_Your instructions_
A word-for-word copy of the entries below is required.

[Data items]
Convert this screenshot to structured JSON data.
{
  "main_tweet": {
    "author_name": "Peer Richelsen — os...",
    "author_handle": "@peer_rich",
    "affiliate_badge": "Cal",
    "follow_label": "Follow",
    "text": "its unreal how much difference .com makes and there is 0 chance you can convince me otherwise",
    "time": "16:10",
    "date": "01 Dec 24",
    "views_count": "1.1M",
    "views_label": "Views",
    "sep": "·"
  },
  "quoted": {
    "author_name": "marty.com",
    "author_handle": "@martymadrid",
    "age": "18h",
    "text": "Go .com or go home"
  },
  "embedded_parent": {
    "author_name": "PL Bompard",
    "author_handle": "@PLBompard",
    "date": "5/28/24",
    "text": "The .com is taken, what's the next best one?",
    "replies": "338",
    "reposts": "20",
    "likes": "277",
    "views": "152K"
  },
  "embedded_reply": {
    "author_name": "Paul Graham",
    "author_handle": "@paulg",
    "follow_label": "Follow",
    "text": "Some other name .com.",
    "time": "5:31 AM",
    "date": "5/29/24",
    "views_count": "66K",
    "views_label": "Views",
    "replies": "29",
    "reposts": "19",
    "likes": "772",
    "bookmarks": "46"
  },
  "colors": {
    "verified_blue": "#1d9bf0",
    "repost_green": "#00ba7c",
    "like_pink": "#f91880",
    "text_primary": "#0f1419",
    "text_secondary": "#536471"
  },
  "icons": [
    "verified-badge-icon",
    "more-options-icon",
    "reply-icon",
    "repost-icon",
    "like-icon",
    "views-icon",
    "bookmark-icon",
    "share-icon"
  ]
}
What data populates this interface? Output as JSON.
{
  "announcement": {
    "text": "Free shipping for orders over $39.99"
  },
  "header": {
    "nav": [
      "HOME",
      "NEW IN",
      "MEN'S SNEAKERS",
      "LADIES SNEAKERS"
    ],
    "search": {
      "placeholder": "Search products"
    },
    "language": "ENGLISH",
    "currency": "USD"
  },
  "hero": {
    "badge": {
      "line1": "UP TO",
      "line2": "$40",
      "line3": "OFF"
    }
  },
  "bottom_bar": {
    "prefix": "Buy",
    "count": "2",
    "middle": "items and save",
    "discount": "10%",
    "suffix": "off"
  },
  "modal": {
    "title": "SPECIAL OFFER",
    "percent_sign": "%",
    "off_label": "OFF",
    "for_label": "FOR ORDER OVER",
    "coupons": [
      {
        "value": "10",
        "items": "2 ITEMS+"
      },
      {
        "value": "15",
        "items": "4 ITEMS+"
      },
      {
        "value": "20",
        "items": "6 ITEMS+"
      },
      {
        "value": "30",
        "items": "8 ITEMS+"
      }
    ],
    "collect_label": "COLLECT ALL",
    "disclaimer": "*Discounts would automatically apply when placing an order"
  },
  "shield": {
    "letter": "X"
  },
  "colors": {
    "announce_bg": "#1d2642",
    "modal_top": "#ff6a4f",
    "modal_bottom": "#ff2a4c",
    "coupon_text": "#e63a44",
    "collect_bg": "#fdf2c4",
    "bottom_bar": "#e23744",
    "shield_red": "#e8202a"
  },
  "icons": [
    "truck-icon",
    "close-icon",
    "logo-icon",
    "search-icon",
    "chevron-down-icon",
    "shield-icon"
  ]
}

_Solution_
Convert this screenshot to structured JSON data.
{
  "main_tweet": {
    "author_name": "Peer Richelsen — os...",
    "author_handle": "@peer_rich",
    "affiliate_badge": "Cal",
    "follow_label": "Follow",
    "text": "its unreal how much difference .com makes and there is 0 chance you can convince me otherwise",
    "time": "16:10",
    "date": "01 Dec 24",
    "views_count": "1.1M",
    "views_label": "Views",
    "sep": "·"
  },
  "quoted": {
    "author_name": "marty.com",
    "author_handle": "@martymadrid",
    "age": "18h",
    "text": "Go .com or go home"
  },
  "embedded_parent": {
    "author_name": "PL Bompard",
    "author_handle": "@PLBompard",
    "date": "5/28/24",
    "text": "The .com is taken, what's the next best one?",
    "replies": "338",
    "reposts": "20",
    "likes": "277",
    "views": "152K"
  },
  "embedded_reply": {
    "author_name": "Paul Graham",
    "author_handle": "@paulg",
    "follow_label": "Follow",
    "text": "Some other name .com.",
    "time": "5:31 AM",
    "date": "5/29/24",
    "views_count": "66K",
    "views_label": "Views",
    "replies": "29",
    "reposts": "19",
    "likes": "772",
    "bookmarks": "46"
  },
  "colors": {
    "verified_blue": "#1d9bf0",
    "repost_green": "#00ba7c",
    "like_pink": "#f91880",
    "text_primary": "#0f1419",
    "text_secondary": "#536471"
  },
  "icons": [
    "verified-badge-icon",
    "more-options-icon",
    "reply-icon",
    "repost-icon",
    "like-icon",
    "views-icon",
    "bookmark-icon",
    "share-icon"
  ]
}
What data populates this interface? Output as JSON.
{
  "announcement": {
    "text": "Free shipping for orders over $39.99"
  },
  "header": {
    "nav": [
      "HOME",
      "NEW IN",
      "MEN'S SNEAKERS",
      "LADIES SNEAKERS"
    ],
    "search": {
      "placeholder": "Search products"
    },
    "language": "ENGLISH",
    "currency": "USD"
  },
  "hero": {
    "badge": {
      "line1": "UP TO",
      "line2": "$40",
      "line3": "OFF"
    }
  },
  "bottom_bar": {
    "prefix": "Buy",
    "count": "2",
    "middle": "items and save",
    "discount": "10%",
    "suffix": "off"
  },
  "modal": {
    "title": "SPECIAL OFFER",
    "percent_sign": "%",
    "off_label": "OFF",
    "for_label": "FOR ORDER OVER",
    "coupons": [
      {
        "value": "10",
        "items": "2 ITEMS+"
      },
      {
        "value": "15",
        "items": "4 ITEMS+"
      },
      {
        "value": "20",
        "items": "6 ITEMS+"
      },
      {
        "value": "30",
        "items": "8 ITEMS+"
      }
    ],
    "collect_label": "COLLECT ALL",
    "disclaimer": "*Discounts would automatically apply when placing an order"
  },
  "shield": {
    "letter": "X"
  },
  "colors": {
    "announce_bg": "#1d2642",
    "modal_top": "#ff6a4f",
    "modal_bottom": "#ff2a4c",
    "coupon_text": "#e63a44",
    "collect_bg": "#fdf2c4",
    "bottom_bar": "#e23744",
    "shield_red": "#e8202a"
  },
  "icons": [
    "truck-icon",
    "close-icon",
    "logo-icon",
    "search-icon",
    "chevron-down-icon",
    "shield-icon"
  ]
}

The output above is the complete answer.